• _Records excerpted from a collection_:

=== Begin Enclosure ===

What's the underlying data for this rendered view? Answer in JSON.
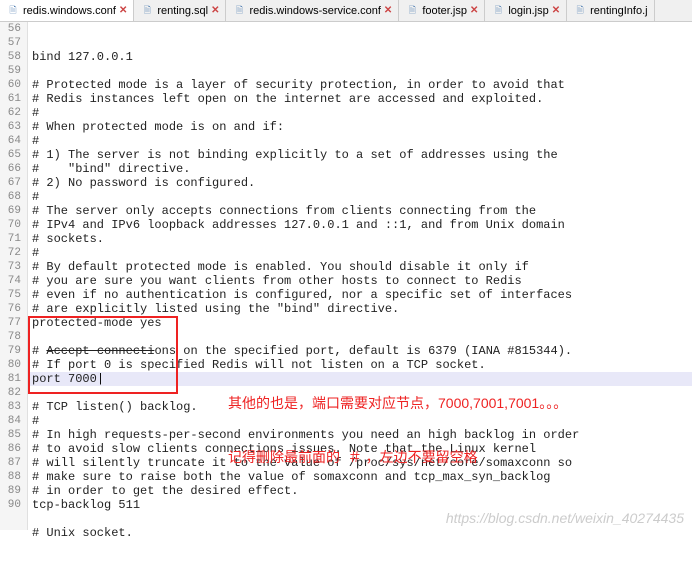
{
  "tabs": [
    {
      "label": "redis.windows.conf",
      "active": true
    },
    {
      "label": "renting.sql",
      "active": false
    },
    {
      "label": "redis.windows-service.conf",
      "active": false
    },
    {
      "label": "footer.jsp",
      "active": false
    },
    {
      "label": "login.jsp",
      "active": false
    },
    {
      "label": "rentingInfo.j",
      "active": false
    }
  ],
  "first_line_no": 56,
  "lines": [
    "bind 127.0.0.1",
    "",
    "# Protected mode is a layer of security protection, in order to avoid that",
    "# Redis instances left open on the internet are accessed and exploited.",
    "#",
    "# When protected mode is on and if:",
    "#",
    "# 1) The server is not binding explicitly to a set of addresses using the",
    "#    \"bind\" directive.",
    "# 2) No password is configured.",
    "#",
    "# The server only accepts connections from clients connecting from the",
    "# IPv4 and IPv6 loopback addresses 127.0.0.1 and ::1, and from Unix domain",
    "# sockets.",
    "#",
    "# By default protected mode is enabled. You should disable it only if",
    "# you are sure you want clients from other hosts to connect to Redis",
    "# even if no authentication is configured, nor a specific set of interfaces",
    "# are explicitly listed using the \"bind\" directive.",
    "protected-mode yes",
    "",
    "# Accept connections on the specified port, default is 6379 (IANA #815344).",
    "# If port 0 is specified Redis will not listen on a TCP socket.",
    "port 7000",
    "",
    "# TCP listen() backlog.",
    "#",
    "# In high requests-per-second environments you need an high backlog in order",
    "# to avoid slow clients connections issues. Note that the Linux kernel",
    "# will silently truncate it to the value of /proc/sys/net/core/somaxconn so",
    "# make sure to raise both the value of somaxconn and tcp_max_syn_backlog",
    "# in order to get the desired effect.",
    "tcp-backlog 511",
    "",
    "# Unix socket."
  ],
  "strike_segment": {
    "line_index": 21,
    "prefix": "# ",
    "struck": "Accept connecti",
    "suffix": "ons on the specified port, default is 6379 (IANA #815344)."
  },
  "highlight_line_index": 23,
  "annotation": {
    "line1": "其他的也是，端口需要对应节点，7000,7001,7001。。。",
    "line2": "记得删除最前面的  ＃ ，左边不要留空格"
  },
  "watermark": "https://blog.csdn.net/weixin_40274435",
  "close_glyph": "✕",
  "file_glyph": "🗎"
}
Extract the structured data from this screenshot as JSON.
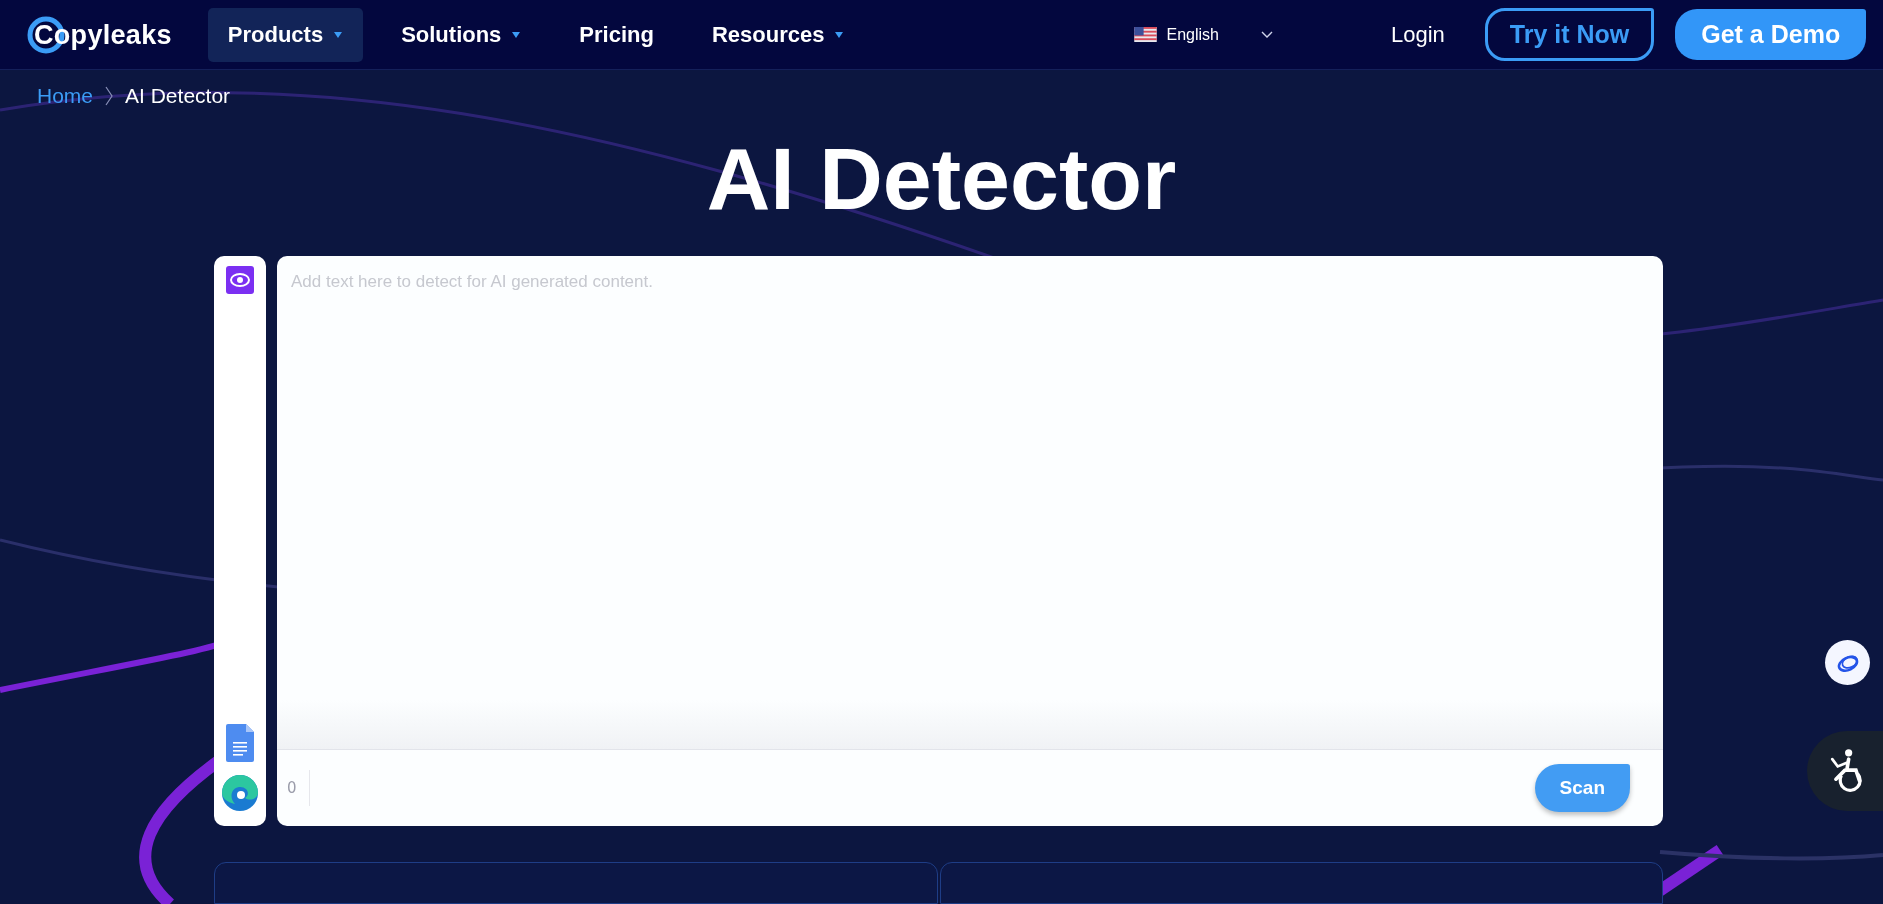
{
  "nav": {
    "logo": "Copyleaks",
    "items": [
      {
        "label": "Products",
        "dropdown": true,
        "selected": true
      },
      {
        "label": "Solutions",
        "dropdown": true,
        "selected": false
      },
      {
        "label": "Pricing",
        "dropdown": false,
        "selected": false
      },
      {
        "label": "Resources",
        "dropdown": true,
        "selected": false
      }
    ],
    "language": "English",
    "login": "Login",
    "try_button": "Try it Now",
    "demo_button": "Get a Demo"
  },
  "breadcrumb": [
    {
      "label": "Home",
      "kind": "link"
    },
    {
      "label": "AI Detector",
      "kind": "current"
    }
  ],
  "title": "AI Detector",
  "editor": {
    "placeholder": "Add text here to detect for AI generated content.",
    "word_count": "0",
    "scan_button": "Scan"
  }
}
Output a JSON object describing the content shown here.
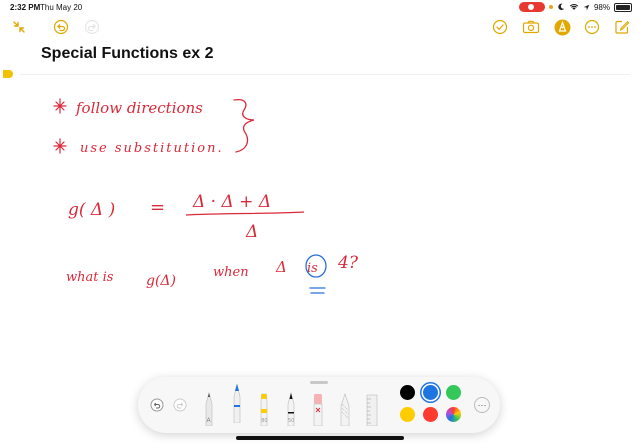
{
  "status_bar": {
    "time": "2:32 PM",
    "date": "Thu May 20",
    "battery": "98%"
  },
  "toolbar": {
    "left_icons": [
      "collapse-icon",
      "undo-icon",
      "redo-icon"
    ],
    "right_icons": [
      "checklist-icon",
      "camera-icon",
      "markup-pen-icon",
      "more-icon",
      "compose-icon"
    ],
    "accent_color": "#e0a800"
  },
  "note": {
    "title": "Special Functions ex 2",
    "handwriting": {
      "line1": "follow directions",
      "line2": "use substitution.",
      "formula_lhs": "g( Δ )",
      "equals": "=",
      "numerator": "Δ · Δ + Δ",
      "denominator": "Δ",
      "question_start": "what is",
      "question_func": "g(Δ)",
      "question_when": "when",
      "question_triangle": "Δ",
      "question_is": "is",
      "question_value": "4?"
    },
    "ink_colors": {
      "red": "#d92a3a",
      "blue": "#2a6fd6"
    }
  },
  "palette": {
    "tools": [
      "undo-icon",
      "redo-icon",
      "pencil-tool",
      "pen-tool",
      "highlighter-tool",
      "fineliner-tool",
      "eraser-tool",
      "lasso-tool",
      "ruler-tool"
    ],
    "colors": [
      "#000000",
      "#1e74e0",
      "#34c759",
      "#ffcc00",
      "#ff3b30",
      "multicolor"
    ],
    "selected_color": "#1e74e0",
    "more_label": "···"
  }
}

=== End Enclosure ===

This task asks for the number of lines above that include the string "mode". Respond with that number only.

4